LAYTON -- Students at Crestview Elementary got to play football with Utah Blaze football players Friday morning instead of going to class.
The school's PTA organized a Back to Football Friday party in conjunction with an annual nationwide contest held by the National Football League.
The NFL offers a $10,000 health and wellness grant to 34 schools that compete by holding a celebration on Sept. 9 to commemorate the upcoming football season.
Crestview's PTA documented the event with photos and will submit them in an attempt to win the grand prize, which includes an NFL team celebration. They also will submit essays explaining how their school would benefit from the grant.
"I'm a huge football nut, so I decided I wanted to do something fun with football," said PTA president Jennifer Hunt.
The kids were thrilled with the arrival of Utah Blaze mascot, Torch the tiger, and Utah Blaze players Will Mulder, Michael Lewis, Caesar Rayford and Antonio Marcisse.
The players ran football drills with the kids and showed them the joy of being outdoors and active. Kids were taught how to throw a football through a Hula Hoop, high-step through tires, weave their way through cones and play hot potato with a football.
"This is a blast. I could do this all day long. I'm enjoying myself," said Marcisse, who plays center for the Blaze.
The school encouraged students to wear their favorite team colors or jerseys as part of the party.
Third-grader Marquise Huffaker made his own custom shirt for the event. He used a white T-shirt and markers to create his own jersey complete with his last name, the number 20 and a Chicago Bears helmet.
"This is awesome," Marquise said, waiting his turn to hop through tires.
While the kids were focused on the fun and games, teachers, administration and PTA members could see the benefits of the children learning to play outdoors and be active.
"This is just so exciting. What a great opportunity for our kids to participate in organized football games that are centered on fitness and learn things that they can do to play outside of school, active play that's not video games," said Crestview Principal Lori Hawthorne.
Hawthorne also has her eye on the $10,000 prize that the school could win and listed multiple ways it could benefit the school: pedometers for each student, heart-rate monitors for the physical education classes and an additional quarter-mile track around the playground.
She explained how the kids could use the pedometers to see how far they walk in a day, and then use their math skills to convert steps to miles. The school has many long hallways and an outdoor quarter-mile track, potentially enabling students to take thousands of steps a day, she said.
Heart-rate monitors would benefit students by helping them better understand their fitness level, she said. The monitors would also help them determine how hard they need to push their bodies to get benefits from exercise.
Hawthorne praised the benefits of physical exercise and said it can improve a student's academic performance.

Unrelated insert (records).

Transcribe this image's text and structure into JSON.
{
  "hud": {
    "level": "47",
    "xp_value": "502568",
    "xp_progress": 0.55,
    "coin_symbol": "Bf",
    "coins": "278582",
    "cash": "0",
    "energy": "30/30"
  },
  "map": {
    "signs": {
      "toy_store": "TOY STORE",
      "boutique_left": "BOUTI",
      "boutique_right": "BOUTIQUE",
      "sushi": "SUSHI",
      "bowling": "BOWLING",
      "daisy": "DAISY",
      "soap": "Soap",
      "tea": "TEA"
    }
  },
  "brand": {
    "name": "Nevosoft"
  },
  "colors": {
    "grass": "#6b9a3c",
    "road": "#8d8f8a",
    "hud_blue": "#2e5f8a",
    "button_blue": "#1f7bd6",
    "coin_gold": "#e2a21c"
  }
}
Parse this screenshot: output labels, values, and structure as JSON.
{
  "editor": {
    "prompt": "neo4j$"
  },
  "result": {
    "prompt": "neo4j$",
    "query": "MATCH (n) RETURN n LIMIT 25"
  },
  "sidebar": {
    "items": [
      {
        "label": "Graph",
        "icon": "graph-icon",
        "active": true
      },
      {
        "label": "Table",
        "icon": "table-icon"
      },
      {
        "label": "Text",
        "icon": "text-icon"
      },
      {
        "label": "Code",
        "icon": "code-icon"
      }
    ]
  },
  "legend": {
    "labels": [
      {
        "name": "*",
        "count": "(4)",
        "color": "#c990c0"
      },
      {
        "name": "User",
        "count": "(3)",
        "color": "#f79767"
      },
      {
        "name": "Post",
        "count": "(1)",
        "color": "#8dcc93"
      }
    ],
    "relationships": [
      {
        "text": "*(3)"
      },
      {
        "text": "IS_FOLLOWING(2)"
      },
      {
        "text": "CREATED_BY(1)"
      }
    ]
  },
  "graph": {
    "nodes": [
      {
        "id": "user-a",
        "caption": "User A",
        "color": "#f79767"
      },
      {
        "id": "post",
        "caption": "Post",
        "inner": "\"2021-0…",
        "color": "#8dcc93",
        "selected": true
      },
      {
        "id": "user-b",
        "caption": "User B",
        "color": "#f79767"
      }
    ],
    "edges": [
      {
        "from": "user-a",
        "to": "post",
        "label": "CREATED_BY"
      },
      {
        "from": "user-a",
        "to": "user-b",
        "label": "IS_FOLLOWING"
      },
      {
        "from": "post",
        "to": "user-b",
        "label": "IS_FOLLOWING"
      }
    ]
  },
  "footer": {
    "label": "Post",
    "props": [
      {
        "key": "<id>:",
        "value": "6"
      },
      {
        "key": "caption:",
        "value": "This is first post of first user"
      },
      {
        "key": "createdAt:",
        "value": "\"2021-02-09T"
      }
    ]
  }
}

The students also had plenty of ideas about where to spend the money: a new swing set, dirt bikes, horses, dogs and a water party every Friday.
Third-grader Laval Stephens was excited about getting to play football instead of going to class. He said he would like it if every day were Football Friday.
Second-grader Braxten Wyne agreed, saying, "I love football."